Dr. Christine Downing, core faculty in Pacifica’s Mythological Studies program, presents her lecture (October 15, 1993): „Only the Wounded Healer Heals” to the San Diego Friends of Jung exploring the archetype of the wounded healer.
From Dr. Downing’s paper on this subject:
That woundedness, illness, suffering are prerequisitve for taking on the role of healer is a truth recognized in the myths and rituals of traditional cultures throughout the world. It underlines the shamanic vision of the healer in Siberia, North America, Africa and Australia. Everywhere we learn that initiation into healing comes through falling radically ill of a disease that often cannot be diagnosed and for which there seems to be no cure. Recovery comes only when the patients recognize the illness as a call, only when they agree to become healers.
„Only the Wounded Healer Heals: The Testimony of Greek Mythology”, Christine Downing. Soundings: An Interdisciplinary Journal, Vol. 73, No. 4 (Winter 1990), pp. 551-573
She (1931) is a scholar of religion, mythology, depth psychology and feminist studies. Unusual for a woman of her generation, she married while attending college and was the first married woman graduate from Swarthmore. She wrote her dissertation on Martin Buber and was the first woman upon whom Drew University bestowed a doctorate. She began her exemplary teaching career at Rutgers University in 1963. In 1974 she moved to California to teach at San Diego State University where she remained for eighteen years, ten of which she served as chair of the Department of Religious Studies. In 1974, when Dr. Downing became the first woman president of the American Academy of Religion, she gave her presidential address on „Sigmund Freud and the Mythological Tradition,” a presentation which marked an important early public expression of her life-long scholarly emphasis on Freud.

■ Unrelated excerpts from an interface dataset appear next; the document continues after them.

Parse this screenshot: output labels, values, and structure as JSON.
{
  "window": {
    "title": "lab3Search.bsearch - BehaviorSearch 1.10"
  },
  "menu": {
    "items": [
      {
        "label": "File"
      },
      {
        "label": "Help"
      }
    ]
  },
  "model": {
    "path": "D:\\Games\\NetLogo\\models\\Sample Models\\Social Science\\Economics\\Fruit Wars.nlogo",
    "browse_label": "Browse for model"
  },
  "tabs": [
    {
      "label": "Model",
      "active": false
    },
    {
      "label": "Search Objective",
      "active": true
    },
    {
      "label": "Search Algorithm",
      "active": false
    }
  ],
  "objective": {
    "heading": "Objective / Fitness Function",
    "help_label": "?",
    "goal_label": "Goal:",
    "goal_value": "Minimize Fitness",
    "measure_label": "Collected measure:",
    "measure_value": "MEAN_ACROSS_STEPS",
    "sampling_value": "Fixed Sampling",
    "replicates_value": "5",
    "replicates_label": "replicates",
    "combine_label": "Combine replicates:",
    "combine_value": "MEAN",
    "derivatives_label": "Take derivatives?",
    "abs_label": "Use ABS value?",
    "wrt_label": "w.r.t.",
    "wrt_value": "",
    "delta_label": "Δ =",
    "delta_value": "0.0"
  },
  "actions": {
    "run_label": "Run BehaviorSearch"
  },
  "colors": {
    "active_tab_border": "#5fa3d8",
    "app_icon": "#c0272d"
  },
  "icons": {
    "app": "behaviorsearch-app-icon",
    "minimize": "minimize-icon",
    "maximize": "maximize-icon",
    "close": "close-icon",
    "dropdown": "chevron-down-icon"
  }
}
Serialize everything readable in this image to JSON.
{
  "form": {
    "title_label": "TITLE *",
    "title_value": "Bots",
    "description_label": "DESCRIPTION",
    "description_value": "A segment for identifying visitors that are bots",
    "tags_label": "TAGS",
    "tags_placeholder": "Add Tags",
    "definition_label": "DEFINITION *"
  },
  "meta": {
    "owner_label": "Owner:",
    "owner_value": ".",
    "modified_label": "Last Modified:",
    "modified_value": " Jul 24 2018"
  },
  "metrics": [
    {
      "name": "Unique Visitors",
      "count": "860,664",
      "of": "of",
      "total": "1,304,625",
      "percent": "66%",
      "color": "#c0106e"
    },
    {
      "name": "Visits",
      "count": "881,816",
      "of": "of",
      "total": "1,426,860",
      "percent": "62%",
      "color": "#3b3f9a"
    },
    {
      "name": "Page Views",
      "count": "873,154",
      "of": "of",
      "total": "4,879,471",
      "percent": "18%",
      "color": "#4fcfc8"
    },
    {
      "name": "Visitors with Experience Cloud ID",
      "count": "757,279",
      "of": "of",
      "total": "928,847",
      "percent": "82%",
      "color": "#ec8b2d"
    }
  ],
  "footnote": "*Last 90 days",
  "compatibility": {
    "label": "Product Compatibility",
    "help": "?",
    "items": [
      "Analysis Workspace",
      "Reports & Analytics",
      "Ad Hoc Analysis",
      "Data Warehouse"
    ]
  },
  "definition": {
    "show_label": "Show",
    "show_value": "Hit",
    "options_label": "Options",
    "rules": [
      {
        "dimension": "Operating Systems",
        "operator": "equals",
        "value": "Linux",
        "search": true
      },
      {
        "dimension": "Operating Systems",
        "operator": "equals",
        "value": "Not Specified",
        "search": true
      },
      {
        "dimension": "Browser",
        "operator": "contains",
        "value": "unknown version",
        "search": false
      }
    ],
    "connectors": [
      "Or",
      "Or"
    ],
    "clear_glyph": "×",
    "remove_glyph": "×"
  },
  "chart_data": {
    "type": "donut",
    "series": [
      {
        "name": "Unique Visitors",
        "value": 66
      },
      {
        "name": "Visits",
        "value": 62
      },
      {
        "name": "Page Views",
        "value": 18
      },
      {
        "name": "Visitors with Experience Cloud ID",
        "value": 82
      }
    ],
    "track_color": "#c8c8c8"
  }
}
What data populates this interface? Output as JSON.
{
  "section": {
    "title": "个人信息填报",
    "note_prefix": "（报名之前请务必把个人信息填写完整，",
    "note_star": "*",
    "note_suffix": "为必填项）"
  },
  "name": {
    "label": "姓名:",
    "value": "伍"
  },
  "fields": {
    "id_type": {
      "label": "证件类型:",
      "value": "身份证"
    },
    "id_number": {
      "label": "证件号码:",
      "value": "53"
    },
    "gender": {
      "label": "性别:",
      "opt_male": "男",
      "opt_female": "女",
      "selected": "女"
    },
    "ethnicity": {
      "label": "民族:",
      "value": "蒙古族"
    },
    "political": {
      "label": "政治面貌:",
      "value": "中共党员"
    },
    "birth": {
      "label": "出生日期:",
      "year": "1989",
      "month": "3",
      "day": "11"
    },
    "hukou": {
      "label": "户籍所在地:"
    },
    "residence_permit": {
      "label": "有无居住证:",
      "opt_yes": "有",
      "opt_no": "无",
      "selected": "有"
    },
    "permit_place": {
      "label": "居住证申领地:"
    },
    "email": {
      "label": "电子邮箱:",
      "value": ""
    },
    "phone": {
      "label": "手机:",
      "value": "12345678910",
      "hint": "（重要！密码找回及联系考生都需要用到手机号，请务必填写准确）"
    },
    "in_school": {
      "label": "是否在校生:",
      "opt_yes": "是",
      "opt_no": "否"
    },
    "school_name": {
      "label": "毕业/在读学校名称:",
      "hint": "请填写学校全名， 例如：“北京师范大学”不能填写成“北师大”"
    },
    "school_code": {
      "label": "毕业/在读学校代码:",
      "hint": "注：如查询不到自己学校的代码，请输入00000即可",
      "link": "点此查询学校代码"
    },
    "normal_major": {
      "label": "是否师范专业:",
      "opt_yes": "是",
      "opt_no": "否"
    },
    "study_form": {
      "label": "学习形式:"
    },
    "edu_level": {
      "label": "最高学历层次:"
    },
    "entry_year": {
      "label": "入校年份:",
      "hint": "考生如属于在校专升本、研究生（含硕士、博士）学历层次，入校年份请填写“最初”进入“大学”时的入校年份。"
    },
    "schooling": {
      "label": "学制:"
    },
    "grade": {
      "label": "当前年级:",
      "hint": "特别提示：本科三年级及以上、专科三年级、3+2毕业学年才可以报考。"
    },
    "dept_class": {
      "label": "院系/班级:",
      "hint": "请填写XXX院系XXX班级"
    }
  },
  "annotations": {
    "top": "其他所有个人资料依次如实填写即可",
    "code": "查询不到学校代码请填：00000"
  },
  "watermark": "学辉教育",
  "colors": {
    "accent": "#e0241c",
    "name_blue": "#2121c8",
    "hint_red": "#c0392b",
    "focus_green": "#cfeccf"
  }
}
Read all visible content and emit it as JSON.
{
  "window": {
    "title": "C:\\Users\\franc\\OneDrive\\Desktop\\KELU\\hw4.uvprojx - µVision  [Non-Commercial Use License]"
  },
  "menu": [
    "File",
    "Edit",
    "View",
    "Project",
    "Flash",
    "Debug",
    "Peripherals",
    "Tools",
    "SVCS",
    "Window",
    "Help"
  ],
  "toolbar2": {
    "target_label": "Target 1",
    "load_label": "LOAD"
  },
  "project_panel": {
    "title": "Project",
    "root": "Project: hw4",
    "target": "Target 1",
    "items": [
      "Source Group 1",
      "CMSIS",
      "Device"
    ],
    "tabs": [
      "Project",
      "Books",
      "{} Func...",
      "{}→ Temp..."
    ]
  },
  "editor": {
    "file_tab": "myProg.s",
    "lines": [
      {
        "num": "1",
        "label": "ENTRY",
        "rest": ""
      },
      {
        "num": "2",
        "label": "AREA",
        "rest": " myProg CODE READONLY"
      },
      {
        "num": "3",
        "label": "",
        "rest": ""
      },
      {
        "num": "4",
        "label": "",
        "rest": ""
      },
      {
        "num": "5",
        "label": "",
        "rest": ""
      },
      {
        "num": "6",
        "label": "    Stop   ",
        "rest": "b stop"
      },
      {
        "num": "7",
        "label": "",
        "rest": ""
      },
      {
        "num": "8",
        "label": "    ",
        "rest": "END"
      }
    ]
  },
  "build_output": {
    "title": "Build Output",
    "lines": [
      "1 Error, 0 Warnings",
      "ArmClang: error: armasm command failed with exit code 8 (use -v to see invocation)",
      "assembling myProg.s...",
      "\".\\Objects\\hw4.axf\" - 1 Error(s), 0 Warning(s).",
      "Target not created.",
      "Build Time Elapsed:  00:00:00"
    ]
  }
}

During her years in San Diego, Dr. Downing also served as a core faculty member at the California School of Professional Psychology. This assignment led her to return to school to pursue a master’s degree in family therapy. In 1994 she was asked to assist in the development of the curriculum for the newly established Mythological Studies program at Pacifica Graduate Institute, the program that is now at the center of her professional life.